The basic tool for effective thinking is logic. Logic is the science that investigates the principles governing correct or reliable inference.
The laws of thought are all reducible to the three following axioms, which are known as The Three Fundamental Laws of Thought.
- The Law of Identity—
Whatever is, is;
or, in a more precise form,
Every A is A.
- The Law of Noncontradiction—
Nothing can both be and not be; Nothing can
be A and not A.
- The Law of Excluded Middle—
Everything must either be or not be;
Everything is either A or not A.
More on the Three Laws of Thought

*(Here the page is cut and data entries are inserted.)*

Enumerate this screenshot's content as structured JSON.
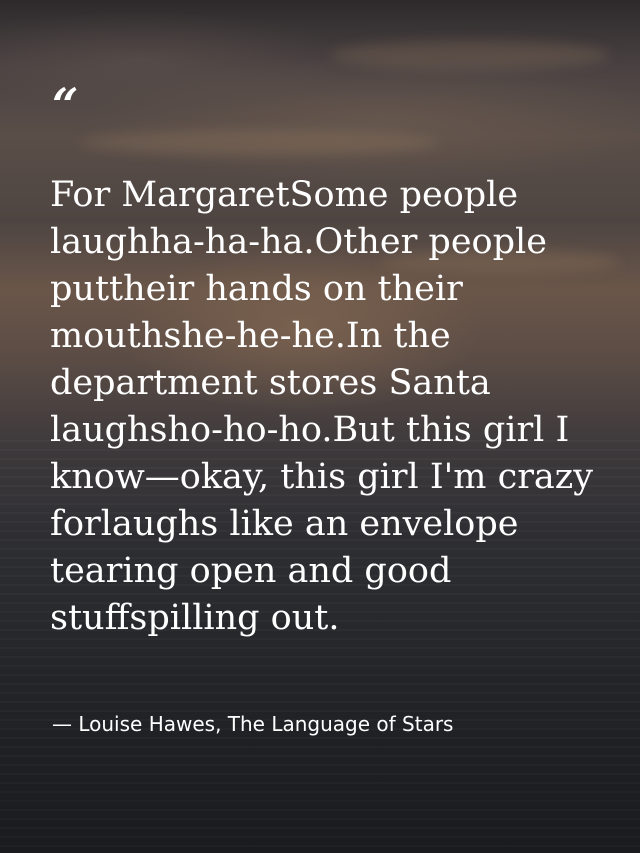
{
  "quote": {
    "mark": "“",
    "text": "For MargaretSome people laughha-ha-ha.Other people puttheir hands on their mouthshe-he-he.In the department stores Santa laughsho-ho-ho.But this girl I know—okay, this girl I'm crazy forlaughs like an envelope tearing open and good stuffspilling out.",
    "attribution": "— Louise Hawes, The Language of Stars"
  },
  "colors": {
    "text": "#ffffff",
    "sky_warm": "#6a5649",
    "sea_dark": "#1a1b1f"
  }
}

The law of identity states that A is A. An Apple is an Apple. In other words, something is what it is. If something exists, it has a nature, an essence. For example, a book has a front and back cover with pages. A car has four wheels, seats, doors, windows, etc. A tree has branches, leaves, a trunk, and roots. This also means that anything that exists has characteristics. We recognize what something is by observing its characteristic. You know that a tree is a tree because you see its branches, it’s leaves, its trunk, etc.
Furthermore, if something has an identity, it has a single identity. It does not have more than one identity. In other words, if something exists it has a set of attributes that are consistent with its own existence. It does not have a set of attributes that are inconsistent with itself. Therefore we can easily conclude that a cat is not a parachute. An Apple is not a race car. A tree is not a movie.
The law of noncontradiction tells us that A cannot be both A and not A at the same time and in the same sense. In other words, something (a statement) cannot be both true and false at the same time and in the same way. We use the law of non-contradiction constantly in discussions and debates because we are naturally able to recognize when someone is contradicting himself. If I were to tell you that yesterday I went shopping and then later I told you that yesterday I did not go shopping, you would be correct in saying there was a contradiction.
A contradiction occurs when one statement excludes the possibility of another and yet both are claimed to be true. Since we know that both cannot be true, we see a contradiction. From this principle, we can conclude that truth is not self-contradictory. This is a very important concept. Let me repeat it. Truth is not self-contradictory.
The law of excluded middle says that a statement is either true or false. For example, my hair is brown. It is either true or false that my hair is brown. Another example: I am pregnant. The statement is either true or false. Since I am a male, it is not possible for me to be pregnant. Therefore, the statement is false. If I were a female, it would be possible for me to be pregnant (given normal bodily conditions). A woman is not “kind-of” pregnant. She either is or is not pregnant – there is no middle position.
The law of excluded middle is important because it helps us deal in absolutes. This is particularly important in a society where relativism is promoted and truth statements are denied.
1. The law of identity says that A is A, that if something exists it has a nature, a single nature. It is what it is.
2. The law of noncontradiction says that A cannot be both A and not A at the same time and in the same sense. Truth is not self-contradictory.
3. The law of excluded middle says that a statement is either true or false.